Interest rates on adjustable-rate mortgages (ARMs) have declined over the past few weeks, just as rates on fixed-rate mortgages (FRMs) have trended upwards. But despite this shift, you still might want to think twice before applying for an ARM.
Interest rates on adjustable-rate mortgages (ARMs) have declined over the past few weeks, just as rates on fixed-rate mortgages (FRMs) have trended upwards. But despite this shift, you still might want to think twice before applying for an ARM. In mid-January, interest rates on five-year ARMs averaged 0.8 percentage points higher than the rates offered on 30-year FRMs, according to BankingMyWay.com's Rate Index. But since then, the gap has all but disappeared. Interest rates on five-year ARMs have dropped to 5.38% while rates on 30-year FRMs have risen to 5.36% -- a difference of just 0.02 percentage points.

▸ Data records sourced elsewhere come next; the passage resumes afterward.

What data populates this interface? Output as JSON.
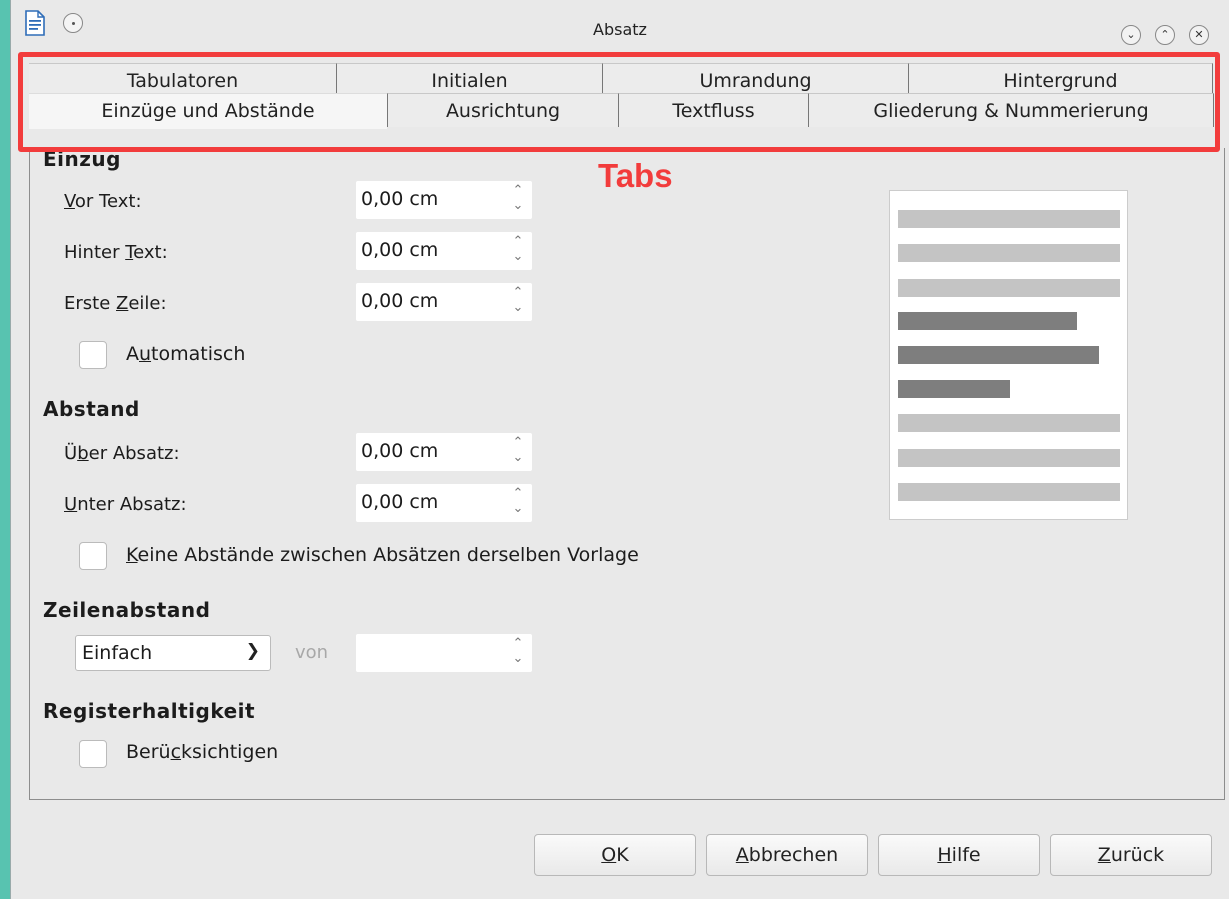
{
  "window": {
    "title": "Absatz",
    "controls": [
      "chevron-down-icon",
      "chevron-up-icon",
      "close-icon"
    ]
  },
  "tabs": {
    "back_row": [
      "Tabulatoren",
      "Initialen",
      "Umrandung",
      "Hintergrund"
    ],
    "front_row": [
      "Einzüge und Abstände",
      "Ausrichtung",
      "Textfluss",
      "Gliederung & Nummerierung"
    ],
    "active": "Einzüge und Abstände"
  },
  "annotation": {
    "label": "Tabs",
    "color": "#f23c3c"
  },
  "einzug": {
    "title": "Einzug",
    "vor_text": {
      "label_pre": "",
      "label_u": "V",
      "label_post": "or Text:",
      "value": "0,00 cm"
    },
    "hinter_text": {
      "label_pre": "Hinter ",
      "label_u": "T",
      "label_post": "ext:",
      "value": "0,00 cm"
    },
    "erste_zeile": {
      "label_pre": "Erste ",
      "label_u": "Z",
      "label_post": "eile:",
      "value": "0,00 cm"
    },
    "automatisch": {
      "label_pre": "A",
      "label_u": "u",
      "label_post": "tomatisch",
      "checked": false
    }
  },
  "abstand": {
    "title": "Abstand",
    "ueber": {
      "label_pre": "Ü",
      "label_u": "b",
      "label_post": "er Absatz:",
      "value": "0,00 cm"
    },
    "unter": {
      "label_pre": "",
      "label_u": "U",
      "label_post": "nter Absatz:",
      "value": "0,00 cm"
    },
    "keine": {
      "label_pre": "",
      "label_u": "K",
      "label_post": "eine Abstände zwischen Absätzen derselben Vorlage",
      "checked": false
    }
  },
  "zeilenabstand": {
    "title": "Zeilenabstand",
    "selected": "Einfach",
    "von_label": "von",
    "von_value": ""
  },
  "register": {
    "title": "Registerhaltigkeit",
    "beruecksichtigen": {
      "label_pre": "Berü",
      "label_u": "c",
      "label_post": "ksichtigen",
      "checked": false
    }
  },
  "preview": {
    "colors": {
      "light": "#c4c4c4",
      "dark": "#7e7e7e"
    }
  },
  "buttons": {
    "ok": {
      "label_pre": "",
      "label_u": "O",
      "label_post": "K"
    },
    "cancel": {
      "label_pre": "",
      "label_u": "A",
      "label_post": "bbrechen"
    },
    "help": {
      "label_pre": "",
      "label_u": "H",
      "label_post": "ilfe"
    },
    "back": {
      "label_pre": "",
      "label_u": "Z",
      "label_post": "urück"
    }
  }
}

The drop in the average rate on ARMs has caused a stir in activity among such mortgages, but homebuyers remain wary -- ARMs still account for only 2.3% of total mortgage applications, according to the Mortgage Bankers Association. The reluctance to embrace ARMs is well-founded: despite currently low interest rates, there are still significant long-term risks to applying for an ARM. On a $200,000 mortgage, a five-year ARM with an initial rate of 5.38% might cost you $85,000 more in interest over the life of the loan as compared to a 30-year FRM at 5.36%. And that's provided your rate only adjusts upwards a maximum of 0.25% each year after the first five years of the initial rate. If rates rise faster than that -- and some analysts predict that double-digit interest rates could go hand-in-hand with a recovering economy -- the extra cost of that ARM could easily reach $150,000 or more in added interest charges. To see for yourself, check out BankingMyWay.com's ARM vs. Fixed mortgage calculator.